[Extracted data entries]
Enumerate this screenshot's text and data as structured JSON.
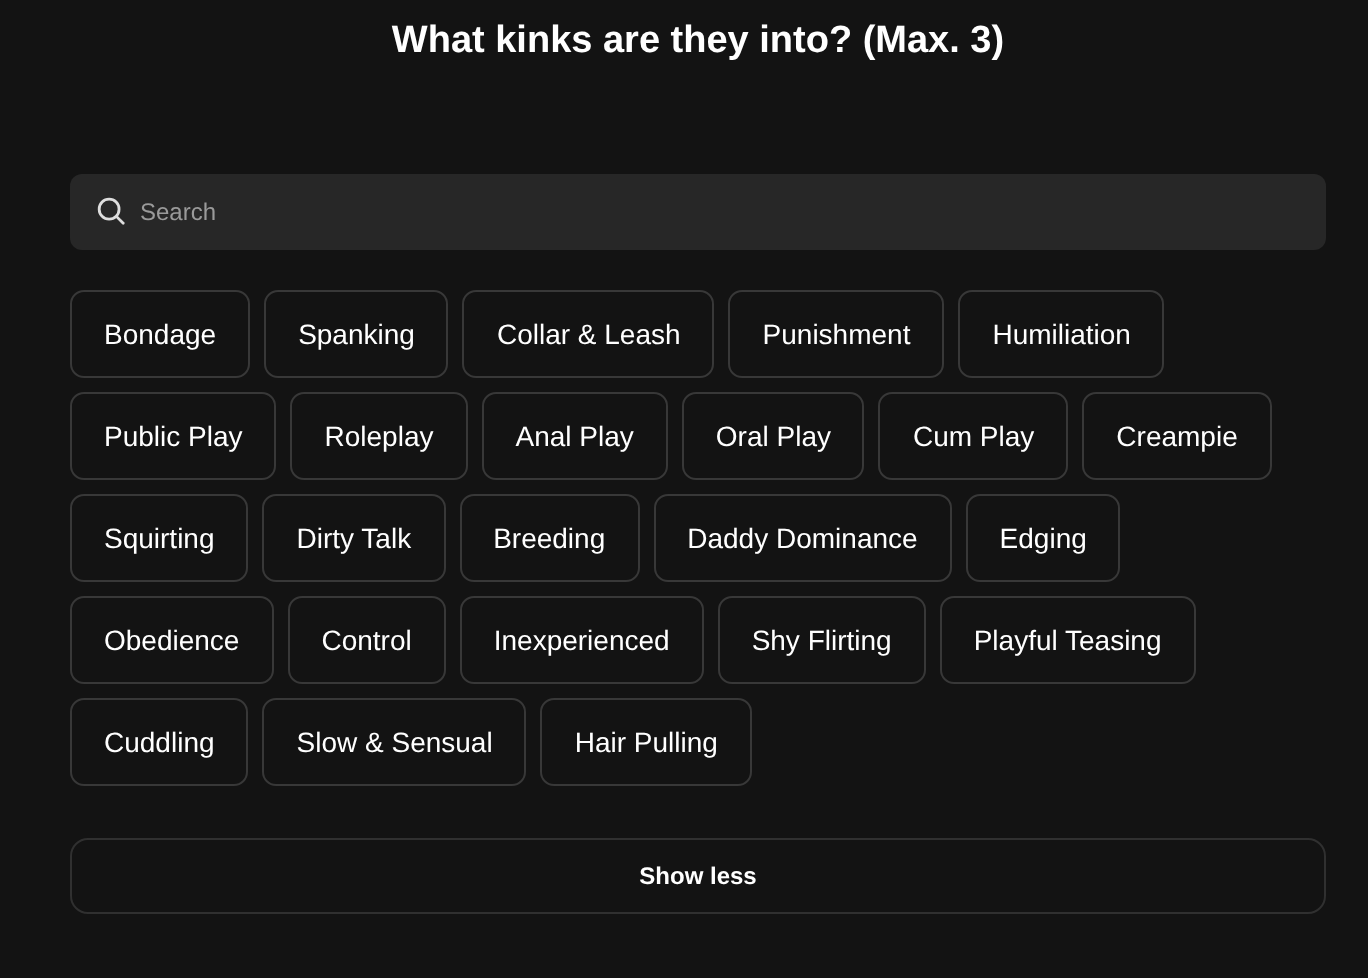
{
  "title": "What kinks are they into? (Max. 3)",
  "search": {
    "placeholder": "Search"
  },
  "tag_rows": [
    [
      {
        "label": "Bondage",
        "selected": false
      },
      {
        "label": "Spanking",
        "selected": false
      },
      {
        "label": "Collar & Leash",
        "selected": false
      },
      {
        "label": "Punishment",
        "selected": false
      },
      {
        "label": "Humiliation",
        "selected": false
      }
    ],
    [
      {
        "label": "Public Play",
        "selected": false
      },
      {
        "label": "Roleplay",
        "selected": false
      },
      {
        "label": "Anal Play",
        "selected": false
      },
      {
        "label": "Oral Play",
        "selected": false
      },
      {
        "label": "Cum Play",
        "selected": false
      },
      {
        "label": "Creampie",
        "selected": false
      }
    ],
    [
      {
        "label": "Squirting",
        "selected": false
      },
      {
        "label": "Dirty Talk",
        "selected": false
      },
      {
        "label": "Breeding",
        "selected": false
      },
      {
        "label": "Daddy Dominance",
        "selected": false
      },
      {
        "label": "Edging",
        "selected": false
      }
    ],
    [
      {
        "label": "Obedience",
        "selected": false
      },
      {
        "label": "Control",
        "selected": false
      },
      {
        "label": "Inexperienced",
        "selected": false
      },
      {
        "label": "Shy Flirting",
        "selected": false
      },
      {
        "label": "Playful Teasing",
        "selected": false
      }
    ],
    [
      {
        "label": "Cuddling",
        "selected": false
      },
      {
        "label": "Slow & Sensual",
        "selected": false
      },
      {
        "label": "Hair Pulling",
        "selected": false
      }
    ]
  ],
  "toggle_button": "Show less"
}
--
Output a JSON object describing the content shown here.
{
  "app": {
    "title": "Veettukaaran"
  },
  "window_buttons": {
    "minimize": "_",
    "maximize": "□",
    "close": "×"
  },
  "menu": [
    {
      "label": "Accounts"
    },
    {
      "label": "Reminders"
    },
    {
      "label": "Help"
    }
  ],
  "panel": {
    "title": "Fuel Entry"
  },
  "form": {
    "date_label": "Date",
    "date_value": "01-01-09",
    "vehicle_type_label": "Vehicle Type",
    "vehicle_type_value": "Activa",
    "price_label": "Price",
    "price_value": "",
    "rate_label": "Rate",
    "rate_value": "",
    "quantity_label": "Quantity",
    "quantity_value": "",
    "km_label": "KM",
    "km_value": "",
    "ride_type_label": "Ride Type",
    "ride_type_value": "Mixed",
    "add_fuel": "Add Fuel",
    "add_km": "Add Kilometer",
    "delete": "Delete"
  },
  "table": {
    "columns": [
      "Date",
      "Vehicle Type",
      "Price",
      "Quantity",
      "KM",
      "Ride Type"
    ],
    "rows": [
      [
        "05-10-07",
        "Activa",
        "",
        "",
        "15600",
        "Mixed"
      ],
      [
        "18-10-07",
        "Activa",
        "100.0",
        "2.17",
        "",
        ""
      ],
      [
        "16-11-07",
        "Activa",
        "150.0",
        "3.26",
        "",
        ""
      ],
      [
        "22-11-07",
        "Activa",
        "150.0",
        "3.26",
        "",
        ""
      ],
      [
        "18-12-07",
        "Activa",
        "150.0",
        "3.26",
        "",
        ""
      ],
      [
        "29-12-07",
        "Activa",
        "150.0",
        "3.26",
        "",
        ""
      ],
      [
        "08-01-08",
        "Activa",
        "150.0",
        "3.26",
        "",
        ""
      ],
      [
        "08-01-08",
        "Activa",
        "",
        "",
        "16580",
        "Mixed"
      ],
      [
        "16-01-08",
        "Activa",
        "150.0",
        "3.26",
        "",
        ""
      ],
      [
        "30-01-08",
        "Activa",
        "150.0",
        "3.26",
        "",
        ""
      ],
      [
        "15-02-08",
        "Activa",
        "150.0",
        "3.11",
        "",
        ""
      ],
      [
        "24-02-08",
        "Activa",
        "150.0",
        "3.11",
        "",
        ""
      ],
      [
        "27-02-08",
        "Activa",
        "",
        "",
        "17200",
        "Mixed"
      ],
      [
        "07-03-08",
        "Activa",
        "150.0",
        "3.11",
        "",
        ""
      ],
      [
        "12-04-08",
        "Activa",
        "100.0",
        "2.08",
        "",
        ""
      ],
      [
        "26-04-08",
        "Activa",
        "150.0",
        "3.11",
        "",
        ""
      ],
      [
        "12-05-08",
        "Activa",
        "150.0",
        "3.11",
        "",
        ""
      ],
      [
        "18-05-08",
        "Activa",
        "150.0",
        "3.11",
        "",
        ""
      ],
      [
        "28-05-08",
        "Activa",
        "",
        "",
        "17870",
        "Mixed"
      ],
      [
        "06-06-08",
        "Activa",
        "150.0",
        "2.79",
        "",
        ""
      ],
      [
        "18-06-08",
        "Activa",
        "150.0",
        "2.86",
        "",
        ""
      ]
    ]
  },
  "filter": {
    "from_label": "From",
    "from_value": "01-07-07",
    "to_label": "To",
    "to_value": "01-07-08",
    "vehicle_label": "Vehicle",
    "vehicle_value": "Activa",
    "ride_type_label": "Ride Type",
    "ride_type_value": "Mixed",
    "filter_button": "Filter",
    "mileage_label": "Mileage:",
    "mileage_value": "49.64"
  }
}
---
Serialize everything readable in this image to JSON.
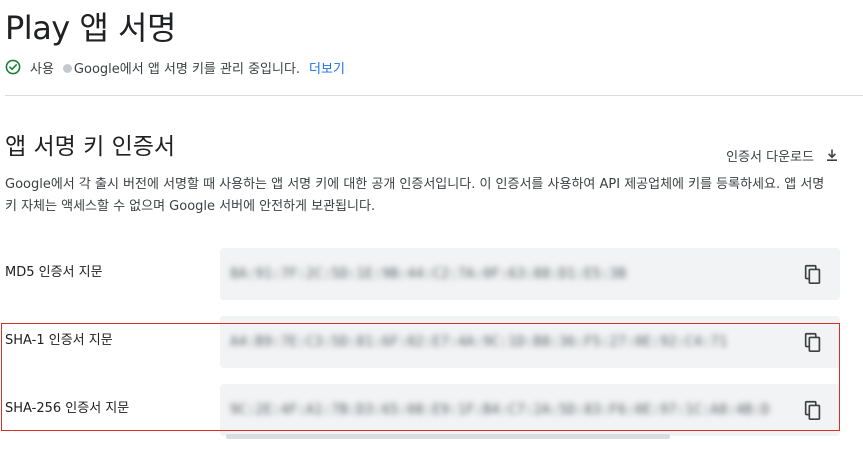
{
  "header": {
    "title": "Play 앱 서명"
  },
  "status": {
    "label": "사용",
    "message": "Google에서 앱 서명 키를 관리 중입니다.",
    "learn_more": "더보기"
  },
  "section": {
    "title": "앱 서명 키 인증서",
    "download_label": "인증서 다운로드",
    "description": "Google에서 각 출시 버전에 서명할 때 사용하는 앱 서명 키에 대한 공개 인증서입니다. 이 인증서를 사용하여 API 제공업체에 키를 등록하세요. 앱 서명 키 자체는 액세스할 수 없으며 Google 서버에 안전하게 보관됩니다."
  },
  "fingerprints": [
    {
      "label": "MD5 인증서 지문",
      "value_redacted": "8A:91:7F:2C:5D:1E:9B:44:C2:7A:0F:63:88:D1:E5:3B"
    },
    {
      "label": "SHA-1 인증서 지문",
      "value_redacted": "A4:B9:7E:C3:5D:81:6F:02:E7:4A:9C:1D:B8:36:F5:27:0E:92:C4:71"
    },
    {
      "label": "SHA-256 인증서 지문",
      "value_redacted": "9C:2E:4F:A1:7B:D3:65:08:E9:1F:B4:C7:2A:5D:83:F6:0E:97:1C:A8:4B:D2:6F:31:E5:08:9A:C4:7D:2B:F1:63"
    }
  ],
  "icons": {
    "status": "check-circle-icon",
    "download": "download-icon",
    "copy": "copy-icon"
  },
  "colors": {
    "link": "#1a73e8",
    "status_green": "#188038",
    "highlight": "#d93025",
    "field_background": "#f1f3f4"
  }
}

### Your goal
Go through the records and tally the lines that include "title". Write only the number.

### Solution for this task
5